*** Block opens ***
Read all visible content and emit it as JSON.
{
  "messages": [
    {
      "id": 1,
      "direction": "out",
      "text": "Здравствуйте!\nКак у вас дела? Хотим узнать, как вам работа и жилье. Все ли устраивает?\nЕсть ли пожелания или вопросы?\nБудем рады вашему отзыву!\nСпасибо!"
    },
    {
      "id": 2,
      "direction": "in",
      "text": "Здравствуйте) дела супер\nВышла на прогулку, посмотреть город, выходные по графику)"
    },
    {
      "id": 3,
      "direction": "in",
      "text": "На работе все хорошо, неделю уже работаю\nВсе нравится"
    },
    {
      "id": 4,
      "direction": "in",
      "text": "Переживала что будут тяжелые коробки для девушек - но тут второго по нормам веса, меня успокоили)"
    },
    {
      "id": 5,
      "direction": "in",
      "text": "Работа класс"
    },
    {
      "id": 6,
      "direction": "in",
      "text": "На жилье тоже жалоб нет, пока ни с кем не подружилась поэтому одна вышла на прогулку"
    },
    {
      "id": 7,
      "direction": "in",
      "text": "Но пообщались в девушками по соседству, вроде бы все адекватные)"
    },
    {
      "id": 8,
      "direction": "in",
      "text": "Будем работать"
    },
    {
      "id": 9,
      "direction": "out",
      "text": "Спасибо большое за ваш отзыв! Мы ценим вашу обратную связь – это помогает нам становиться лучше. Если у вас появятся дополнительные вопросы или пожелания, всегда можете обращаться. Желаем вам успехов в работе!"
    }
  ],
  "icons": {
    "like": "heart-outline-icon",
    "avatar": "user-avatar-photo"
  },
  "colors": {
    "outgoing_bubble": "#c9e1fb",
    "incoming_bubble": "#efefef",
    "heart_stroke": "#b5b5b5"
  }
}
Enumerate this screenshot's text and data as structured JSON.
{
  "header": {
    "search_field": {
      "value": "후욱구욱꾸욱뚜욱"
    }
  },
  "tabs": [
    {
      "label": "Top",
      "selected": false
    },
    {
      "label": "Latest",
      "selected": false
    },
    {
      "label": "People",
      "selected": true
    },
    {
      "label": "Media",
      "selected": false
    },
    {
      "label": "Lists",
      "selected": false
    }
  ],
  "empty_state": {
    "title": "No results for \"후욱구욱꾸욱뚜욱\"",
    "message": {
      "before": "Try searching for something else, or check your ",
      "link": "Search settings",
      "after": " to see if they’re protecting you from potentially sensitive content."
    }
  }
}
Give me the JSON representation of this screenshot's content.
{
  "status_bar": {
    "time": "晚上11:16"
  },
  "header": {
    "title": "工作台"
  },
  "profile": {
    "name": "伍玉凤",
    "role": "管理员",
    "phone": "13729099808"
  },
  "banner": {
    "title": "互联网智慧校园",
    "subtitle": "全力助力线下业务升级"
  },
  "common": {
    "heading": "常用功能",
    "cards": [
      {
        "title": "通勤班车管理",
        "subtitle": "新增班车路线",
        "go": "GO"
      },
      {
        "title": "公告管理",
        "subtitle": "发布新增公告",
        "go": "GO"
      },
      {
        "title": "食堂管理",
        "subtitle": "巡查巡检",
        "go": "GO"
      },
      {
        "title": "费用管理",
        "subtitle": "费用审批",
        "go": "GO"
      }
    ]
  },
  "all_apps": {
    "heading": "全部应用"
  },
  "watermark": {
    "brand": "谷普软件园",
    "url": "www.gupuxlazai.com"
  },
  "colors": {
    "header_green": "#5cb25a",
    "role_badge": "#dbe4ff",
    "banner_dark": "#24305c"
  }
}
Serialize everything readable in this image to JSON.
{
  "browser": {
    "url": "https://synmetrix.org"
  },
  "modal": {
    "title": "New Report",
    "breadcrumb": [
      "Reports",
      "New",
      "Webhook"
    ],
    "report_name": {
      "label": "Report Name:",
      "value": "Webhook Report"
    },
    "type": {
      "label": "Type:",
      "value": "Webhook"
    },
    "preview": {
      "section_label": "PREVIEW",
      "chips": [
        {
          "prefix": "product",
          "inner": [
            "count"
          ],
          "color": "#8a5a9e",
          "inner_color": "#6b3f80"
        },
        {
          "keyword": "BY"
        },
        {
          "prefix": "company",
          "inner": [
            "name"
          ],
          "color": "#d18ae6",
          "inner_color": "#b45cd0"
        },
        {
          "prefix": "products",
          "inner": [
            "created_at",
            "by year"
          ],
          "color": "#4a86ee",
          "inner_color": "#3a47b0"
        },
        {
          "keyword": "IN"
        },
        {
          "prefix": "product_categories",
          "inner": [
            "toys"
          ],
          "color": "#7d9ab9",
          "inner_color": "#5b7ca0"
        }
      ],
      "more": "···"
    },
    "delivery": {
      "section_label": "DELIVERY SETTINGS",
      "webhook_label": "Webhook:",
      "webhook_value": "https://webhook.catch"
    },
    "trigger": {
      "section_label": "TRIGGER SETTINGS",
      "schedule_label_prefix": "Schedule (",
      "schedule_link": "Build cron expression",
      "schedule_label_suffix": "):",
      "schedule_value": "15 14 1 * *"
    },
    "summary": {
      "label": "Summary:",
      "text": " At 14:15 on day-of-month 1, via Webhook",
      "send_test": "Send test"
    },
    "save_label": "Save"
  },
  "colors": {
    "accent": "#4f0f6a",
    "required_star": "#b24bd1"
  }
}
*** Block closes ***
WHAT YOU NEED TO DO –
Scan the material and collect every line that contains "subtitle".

RESPONSE –
    "subtitle": "全力助力线下业务升级"
        "subtitle": "新增班车路线",
        "subtitle": "发布新增公告",
        "subtitle": "巡查巡检",
        "subtitle": "费用审批",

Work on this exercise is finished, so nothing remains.